ACTIVITY.
Find how many lines of the records below contain the word "湖南省交通运输厅" and write that number by itself.

LISTED RECORDS.

_____

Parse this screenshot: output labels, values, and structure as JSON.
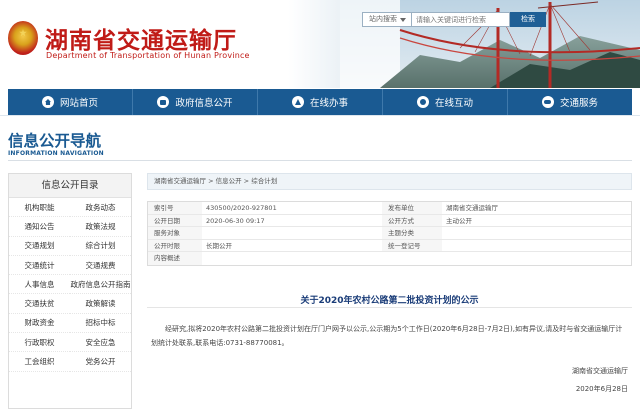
{
  "header": {
    "title": "湖南省交通运输厅",
    "subtitle": "Department of Transportation of Hunan Province"
  },
  "search": {
    "scope": "站内搜索",
    "placeholder": "请输入关键词进行检索",
    "button": "检索"
  },
  "nav": {
    "items": [
      {
        "label": "网站首页",
        "icon": "home-icon"
      },
      {
        "label": "政府信息公开",
        "icon": "government-icon"
      },
      {
        "label": "在线办事",
        "icon": "online-service-icon"
      },
      {
        "label": "在线互动",
        "icon": "chat-icon"
      },
      {
        "label": "交通服务",
        "icon": "traffic-icon"
      }
    ]
  },
  "guide": {
    "title": "信息公开导航",
    "subtitle": "INFORMATION NAVIGATION"
  },
  "sidebar": {
    "heading": "信息公开目录",
    "items": [
      "机构职能",
      "政务动态",
      "通知公告",
      "政策法规",
      "交通规划",
      "综合计划",
      "交通统计",
      "交通规费",
      "人事信息",
      "政府信息公开指南",
      "交通扶贫",
      "政策解读",
      "财政资金",
      "招标中标",
      "行政职权",
      "安全应急",
      "工会组织",
      "党务公开"
    ]
  },
  "breadcrumb": {
    "items": [
      "湖南省交通运输厅",
      "信息公开",
      "综合计划"
    ],
    "separator": " > "
  },
  "meta": {
    "index_label": "索引号",
    "index_value": "430500/2020-927801",
    "publisher_label": "发布单位",
    "publisher_value": "湖南省交通运输厅",
    "date_label": "公开日期",
    "date_value": "2020-06-30 09:17",
    "method_label": "公开方式",
    "method_value": "主动公开",
    "target_label": "服务对象",
    "target_value": "",
    "category_label": "主题分类",
    "category_value": "",
    "period_label": "公开时限",
    "period_value": "长期公开",
    "code_label": "统一登记号",
    "code_value": "",
    "summary_label": "内容概述",
    "summary_value": ""
  },
  "article": {
    "title": "关于2020年农村公路第二批投资计划的公示",
    "body": "经研究,拟将2020年农村公路第二批投资计划在厅门户网予以公示,公示期为5个工作日(2020年6月28日-7月2日),如有异议,请及时与省交通运输厅计划统计处联系,联系电话:0731-88770081。",
    "signature": "湖南省交通运输厅",
    "date": "2020年6月28日"
  }
}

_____

PROBLEM SOLUTION.
4